“As we came into the pattern to land, all of our identification lights [were] on to try to notify the English to quit shooting and little did we know that there were German fighters among our formations. All at once I distinctively remember the enormous explosion that hit our aircraft. I was in the tail turret at the time. The explosion blew me backwards up into the waist section of the aircraft. I later learned that the [tail] turret was found around 10 miles from the aircraft wreckage…so lucky me I went backwards instead of off the aircraft. In the scramble to get my parachute, I buckled it on since it was a chest type, I had to open an escape door that had a heavy K21 camera mounted on it. I managed to get it open and jump.

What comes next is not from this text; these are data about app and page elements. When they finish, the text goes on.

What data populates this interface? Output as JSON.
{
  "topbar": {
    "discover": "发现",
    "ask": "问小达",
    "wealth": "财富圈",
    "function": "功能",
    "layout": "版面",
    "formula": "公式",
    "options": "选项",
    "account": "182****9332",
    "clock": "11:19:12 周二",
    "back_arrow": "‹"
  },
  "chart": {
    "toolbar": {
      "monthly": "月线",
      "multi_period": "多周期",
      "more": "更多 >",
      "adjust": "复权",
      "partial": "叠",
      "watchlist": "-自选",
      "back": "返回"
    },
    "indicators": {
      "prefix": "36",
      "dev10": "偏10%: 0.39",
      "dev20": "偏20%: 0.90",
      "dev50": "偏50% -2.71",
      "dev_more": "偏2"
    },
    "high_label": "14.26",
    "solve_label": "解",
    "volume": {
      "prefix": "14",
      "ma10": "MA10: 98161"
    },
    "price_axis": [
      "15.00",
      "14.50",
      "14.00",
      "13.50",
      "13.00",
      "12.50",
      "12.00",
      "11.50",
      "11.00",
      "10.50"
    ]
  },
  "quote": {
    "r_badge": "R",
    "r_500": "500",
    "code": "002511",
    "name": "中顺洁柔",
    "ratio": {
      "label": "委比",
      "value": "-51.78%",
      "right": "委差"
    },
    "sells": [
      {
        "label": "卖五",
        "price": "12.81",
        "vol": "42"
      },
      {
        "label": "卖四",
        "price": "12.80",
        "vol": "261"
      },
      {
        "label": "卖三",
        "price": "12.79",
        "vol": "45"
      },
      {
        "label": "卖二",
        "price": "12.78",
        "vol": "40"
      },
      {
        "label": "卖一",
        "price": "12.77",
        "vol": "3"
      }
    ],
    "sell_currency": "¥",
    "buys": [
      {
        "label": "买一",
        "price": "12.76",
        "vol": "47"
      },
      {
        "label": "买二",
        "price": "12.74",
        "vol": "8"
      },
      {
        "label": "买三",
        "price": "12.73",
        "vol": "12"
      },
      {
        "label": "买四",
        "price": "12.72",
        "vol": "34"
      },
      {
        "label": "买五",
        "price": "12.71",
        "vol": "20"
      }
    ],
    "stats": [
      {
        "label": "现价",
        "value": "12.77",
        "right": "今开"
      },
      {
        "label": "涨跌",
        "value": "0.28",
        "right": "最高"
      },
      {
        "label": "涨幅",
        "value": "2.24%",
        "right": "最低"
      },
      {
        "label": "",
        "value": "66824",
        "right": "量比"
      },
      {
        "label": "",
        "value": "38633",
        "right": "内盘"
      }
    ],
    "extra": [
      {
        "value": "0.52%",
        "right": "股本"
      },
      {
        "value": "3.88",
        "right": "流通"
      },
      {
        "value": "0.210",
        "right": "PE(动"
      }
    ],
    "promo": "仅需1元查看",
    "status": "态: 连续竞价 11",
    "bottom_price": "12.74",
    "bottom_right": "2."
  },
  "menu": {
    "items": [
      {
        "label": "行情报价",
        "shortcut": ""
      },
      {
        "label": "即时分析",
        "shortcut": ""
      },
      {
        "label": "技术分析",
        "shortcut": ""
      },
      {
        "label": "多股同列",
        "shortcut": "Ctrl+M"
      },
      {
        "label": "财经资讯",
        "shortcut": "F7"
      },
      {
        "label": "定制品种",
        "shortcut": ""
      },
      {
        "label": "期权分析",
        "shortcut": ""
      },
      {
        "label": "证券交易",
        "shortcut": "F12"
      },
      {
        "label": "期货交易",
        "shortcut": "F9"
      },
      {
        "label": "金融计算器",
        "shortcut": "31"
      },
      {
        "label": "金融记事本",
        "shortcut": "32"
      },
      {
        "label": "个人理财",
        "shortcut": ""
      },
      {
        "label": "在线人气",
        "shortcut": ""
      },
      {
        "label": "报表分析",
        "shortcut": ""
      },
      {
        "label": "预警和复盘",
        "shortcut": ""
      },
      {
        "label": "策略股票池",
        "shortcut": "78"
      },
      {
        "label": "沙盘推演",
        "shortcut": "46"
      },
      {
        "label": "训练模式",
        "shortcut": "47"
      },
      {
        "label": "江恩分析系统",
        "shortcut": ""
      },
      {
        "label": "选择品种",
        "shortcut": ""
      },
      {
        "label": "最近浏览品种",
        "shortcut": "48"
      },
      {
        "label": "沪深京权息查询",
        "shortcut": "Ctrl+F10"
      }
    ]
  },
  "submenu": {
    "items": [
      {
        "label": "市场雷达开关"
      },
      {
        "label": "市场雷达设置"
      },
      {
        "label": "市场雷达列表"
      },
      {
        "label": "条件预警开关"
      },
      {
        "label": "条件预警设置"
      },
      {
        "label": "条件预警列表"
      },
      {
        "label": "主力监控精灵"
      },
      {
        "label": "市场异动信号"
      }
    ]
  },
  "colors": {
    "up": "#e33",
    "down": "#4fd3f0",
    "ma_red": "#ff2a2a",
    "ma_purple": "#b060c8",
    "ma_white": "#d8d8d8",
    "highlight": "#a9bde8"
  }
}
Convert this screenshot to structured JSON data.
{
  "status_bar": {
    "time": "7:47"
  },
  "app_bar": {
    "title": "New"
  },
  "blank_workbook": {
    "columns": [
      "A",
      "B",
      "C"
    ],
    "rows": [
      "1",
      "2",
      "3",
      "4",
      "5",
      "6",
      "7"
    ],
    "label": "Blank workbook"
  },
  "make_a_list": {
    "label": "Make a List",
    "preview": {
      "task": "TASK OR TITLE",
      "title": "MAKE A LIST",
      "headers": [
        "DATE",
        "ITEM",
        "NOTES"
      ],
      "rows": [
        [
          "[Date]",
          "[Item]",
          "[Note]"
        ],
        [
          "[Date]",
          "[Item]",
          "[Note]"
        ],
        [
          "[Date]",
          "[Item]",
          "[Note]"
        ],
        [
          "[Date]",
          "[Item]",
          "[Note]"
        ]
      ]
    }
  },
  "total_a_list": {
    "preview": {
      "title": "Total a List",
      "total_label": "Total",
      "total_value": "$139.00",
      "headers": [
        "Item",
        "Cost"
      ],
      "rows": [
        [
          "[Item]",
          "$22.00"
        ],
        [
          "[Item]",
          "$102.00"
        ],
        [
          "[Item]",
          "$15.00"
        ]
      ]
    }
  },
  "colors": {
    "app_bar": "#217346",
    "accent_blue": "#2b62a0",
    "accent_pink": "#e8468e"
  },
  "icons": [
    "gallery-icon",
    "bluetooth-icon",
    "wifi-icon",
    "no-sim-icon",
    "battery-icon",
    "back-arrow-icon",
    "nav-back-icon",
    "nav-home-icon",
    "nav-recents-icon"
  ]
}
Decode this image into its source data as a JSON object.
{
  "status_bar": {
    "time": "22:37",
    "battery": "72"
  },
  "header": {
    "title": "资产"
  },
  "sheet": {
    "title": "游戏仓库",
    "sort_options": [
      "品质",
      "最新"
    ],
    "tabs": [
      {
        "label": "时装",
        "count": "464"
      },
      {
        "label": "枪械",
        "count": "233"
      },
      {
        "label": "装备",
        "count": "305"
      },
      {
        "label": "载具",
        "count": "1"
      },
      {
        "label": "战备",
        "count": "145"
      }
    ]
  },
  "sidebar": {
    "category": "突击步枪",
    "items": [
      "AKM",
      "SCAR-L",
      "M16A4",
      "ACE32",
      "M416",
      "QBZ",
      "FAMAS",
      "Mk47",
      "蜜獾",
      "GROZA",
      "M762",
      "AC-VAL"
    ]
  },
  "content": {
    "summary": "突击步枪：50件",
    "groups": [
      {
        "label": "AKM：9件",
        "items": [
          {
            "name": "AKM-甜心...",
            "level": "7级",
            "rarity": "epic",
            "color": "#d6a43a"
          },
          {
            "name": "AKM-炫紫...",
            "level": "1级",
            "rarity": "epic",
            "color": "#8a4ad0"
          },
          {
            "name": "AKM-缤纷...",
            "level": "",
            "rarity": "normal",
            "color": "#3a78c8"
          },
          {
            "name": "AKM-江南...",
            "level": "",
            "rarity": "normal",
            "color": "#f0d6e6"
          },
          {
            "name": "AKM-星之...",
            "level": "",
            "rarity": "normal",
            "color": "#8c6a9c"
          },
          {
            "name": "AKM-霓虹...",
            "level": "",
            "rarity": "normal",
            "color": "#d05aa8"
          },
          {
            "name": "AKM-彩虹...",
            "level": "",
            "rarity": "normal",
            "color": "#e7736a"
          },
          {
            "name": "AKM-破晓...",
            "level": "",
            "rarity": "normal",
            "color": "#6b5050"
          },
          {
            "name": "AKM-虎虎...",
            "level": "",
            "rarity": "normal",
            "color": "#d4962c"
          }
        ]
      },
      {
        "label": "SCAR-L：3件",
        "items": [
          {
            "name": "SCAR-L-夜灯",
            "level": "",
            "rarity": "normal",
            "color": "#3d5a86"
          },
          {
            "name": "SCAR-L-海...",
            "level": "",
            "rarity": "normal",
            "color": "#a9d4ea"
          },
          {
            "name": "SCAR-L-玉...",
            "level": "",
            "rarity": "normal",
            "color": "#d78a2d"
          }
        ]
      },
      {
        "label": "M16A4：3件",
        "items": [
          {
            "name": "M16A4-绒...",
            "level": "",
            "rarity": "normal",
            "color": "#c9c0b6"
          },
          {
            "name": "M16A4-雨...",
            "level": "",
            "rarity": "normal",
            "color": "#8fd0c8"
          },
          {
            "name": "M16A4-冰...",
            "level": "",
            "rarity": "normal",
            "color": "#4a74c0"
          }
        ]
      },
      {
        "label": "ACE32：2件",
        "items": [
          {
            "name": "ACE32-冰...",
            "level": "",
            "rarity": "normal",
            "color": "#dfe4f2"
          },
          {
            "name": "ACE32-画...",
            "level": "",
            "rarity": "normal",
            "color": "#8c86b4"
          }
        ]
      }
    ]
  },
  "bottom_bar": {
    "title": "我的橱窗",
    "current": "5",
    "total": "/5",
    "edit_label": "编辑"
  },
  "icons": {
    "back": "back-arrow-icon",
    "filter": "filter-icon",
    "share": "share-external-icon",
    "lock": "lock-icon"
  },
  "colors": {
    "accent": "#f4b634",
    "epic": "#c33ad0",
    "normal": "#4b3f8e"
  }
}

At the time I didn’t know altitude or anything, I did know that the aircraft was one white ball of flame and I was leaving any way possible.

“As I jumped, I distinctively remember pulling my ripcord with my left hand, it was supposed to be a right hand pull, but at the time I had all the bones in the back of my hand broken from shrapnel. I landed in an English sugar beet field. A young man came out and assisted me in getting out of my parachute harness and helped me into his house. I didn’t know the nature of my wounds until I arrived in a base hospital and was examined by a Flight Surgeon and from there it was decided that I would go to a general hospital for surgery.

“At the time I thought I was the sole survivor of ten people on board this aircraft, but later on I found out that four of us survived with my pilot being the most severely injured since he crashed with the airplane. I found this information out in 1995 when I eventually located him after 51 years. He advised me that when he went down with the plane and crashed the next thing he knew he came to in a morgue with a sheet over him. They had put him in a morgue for dead and he came to. And he tells the story to me that he (chuckle) was very lucky to have gotten out of the morgue and got back into the hospital.

“After arriving at the 448th Bomb Group in England, I became the Assistant Crew Chief of a B-24 aircraft. I worked on this airplane for 13 months before the war ended. This plane that we worked on flew 96 successful combat missions with only two Purple Hearts awarded during the 96 missions. This plane was a war-weary plane and had four missions left before it would have been retired to the bone yard that is, scrapped. The way it was we had to make this plane ready for a flight across the Atlantic back home after the end of World War II. The war with Germany ended on the 8th of May 1945 and from that day forward we did maintenance on our aircraft in preparation for a flight home to the USA.”

2Lt Richard L. Moses – Navigator